This is going to be a good fall to be a squirrel. Bellies will be fat. Larders stuffed. Globular treasures hidden.

What did Dylan sing? "It's a hard, it's a hard, it's a hard mast's a-gonna fall."

Indeed. Like the Australian lungfish (Neoceratodus forsteri) Fortey writes about, this advanced boney head, squashy bodied animal has somehow survived another morning. 

I made it to the end of this post with my noggin intact.

Friday, September 19, 2014

yellow fuzzy

Looking at this fuzzy thing, you'd never suspect it would grow up to be called a dagger moth, so called because the adult moths have markings on their wings that look like tiny stilettos.

The caterpillars look more like one of those plush stuffed animals you win at the county fair ring-toss game, or try to win to impress a girl. (Yes, I've done it and never won or impressed.)

There are well over 100 species worldwide in this group. This fuzzy-wuzzy will spin a cocoon and emerge next spring as an American dagger moth, Acronicta americana.

- Photo taken at Ijams Nature Center

Tuesday, September 16, 2014

little shadow

What is life?

It is the flash of a firefly in the night,

It is the breath of a buffalo in the winter time.

It is the little shadow which runs across the grass

and loses itself in the sunset.

- Crowfoot, or Issapóómahksika, Native American, 
chief of the Siksika Nation

Thursday, September 11, 2014

bath time for screech

Truly, no one likes to be photographed as soon as they step out of the shower. Uncurried. Unfluffed. Unpreened.

The education birds at Ijams have places to perch to avoid getting wet when it rains but they often prefer to enjoy a refreshing shower. 

Also, the little red phase eastern screech-owl at the nature center has been a bit sickly, we've been giving her oral antibiotics for a few weeks, so she wasn't at her best.

She's improving. Thank you for asking. 

So, why did I whip out my cell phone and snap her photo? I couldn't help myself. She was so adorable like one of Jim Henson's creations.  

Monday, September 8, 2014

but one tree

If you could have but one tree in your yard near your home, but one tree to look at through the window when you were ill, but one tree to sit beside when your life is grand or not so, what would that one tree be?

Speak now. What would your tree be?

For me, it would be a Southern magnolia, green and beautiful 365 days, season to season to season. Voluptuous fecund blossoms in the spring. Crimson seeds in the fall. And at this of the year, the leaves develop the most lovely cinnamon-colored patina.

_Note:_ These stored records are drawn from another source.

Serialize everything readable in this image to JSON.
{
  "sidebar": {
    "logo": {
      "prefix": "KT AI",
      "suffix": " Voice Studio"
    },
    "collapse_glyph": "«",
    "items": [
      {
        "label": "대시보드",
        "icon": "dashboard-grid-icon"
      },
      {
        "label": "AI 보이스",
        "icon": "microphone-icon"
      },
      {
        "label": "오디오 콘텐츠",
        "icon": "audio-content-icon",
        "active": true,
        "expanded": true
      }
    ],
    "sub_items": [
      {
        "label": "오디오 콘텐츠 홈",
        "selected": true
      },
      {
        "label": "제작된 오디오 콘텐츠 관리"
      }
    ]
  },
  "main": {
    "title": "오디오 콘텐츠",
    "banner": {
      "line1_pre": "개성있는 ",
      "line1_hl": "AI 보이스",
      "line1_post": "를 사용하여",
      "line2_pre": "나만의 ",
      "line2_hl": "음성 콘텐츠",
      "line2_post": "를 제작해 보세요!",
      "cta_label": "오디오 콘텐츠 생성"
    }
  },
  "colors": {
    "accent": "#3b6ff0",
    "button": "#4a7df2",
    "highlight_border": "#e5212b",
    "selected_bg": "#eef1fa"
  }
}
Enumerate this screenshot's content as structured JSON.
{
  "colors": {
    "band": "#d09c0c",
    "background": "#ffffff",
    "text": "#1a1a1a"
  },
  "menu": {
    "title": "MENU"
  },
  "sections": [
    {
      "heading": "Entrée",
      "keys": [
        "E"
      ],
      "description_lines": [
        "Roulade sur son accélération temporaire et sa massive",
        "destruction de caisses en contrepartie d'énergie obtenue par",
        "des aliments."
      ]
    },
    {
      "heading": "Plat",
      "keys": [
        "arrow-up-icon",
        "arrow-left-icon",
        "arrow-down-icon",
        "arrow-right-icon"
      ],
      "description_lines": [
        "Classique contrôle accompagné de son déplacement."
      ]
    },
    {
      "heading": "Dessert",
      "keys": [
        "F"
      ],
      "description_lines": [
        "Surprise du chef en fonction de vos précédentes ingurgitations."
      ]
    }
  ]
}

Goodness. But one tree.

Tuesday, September 2, 2014

Next Tuesday was today

OK. I read this last Tuesday on the NPR website: Has Next Tuesday Already Happened?

And wondered, is my life that predetermined? Birth, death and all the points in between. So I decided to mix things up and do something totally unexpected, unplanned, unscripted, unorganized, un-me. I was searching for spontaneity. Lightning in a bottle, once-in-a-lifetime-kind-of-things like a spectacular sunset or a regal mating in the woods, rare moments in nature, recherché and exquisite

But now I have to ask, Is this what I was predetermined to do all along on September 2, 2014?

Thursday, August 28, 2014

grin and tonic

The ALS Ice Bucket Challenge hit home this week, 
except with a twist of lime and Tanqueray, a jaunty blend 
of grain, juniper, coriander, angelica root and liquorice;
and then there's the tonic, H2O with a splash of quinine, 
to ward off malaria.
After all, no one said you have to use water.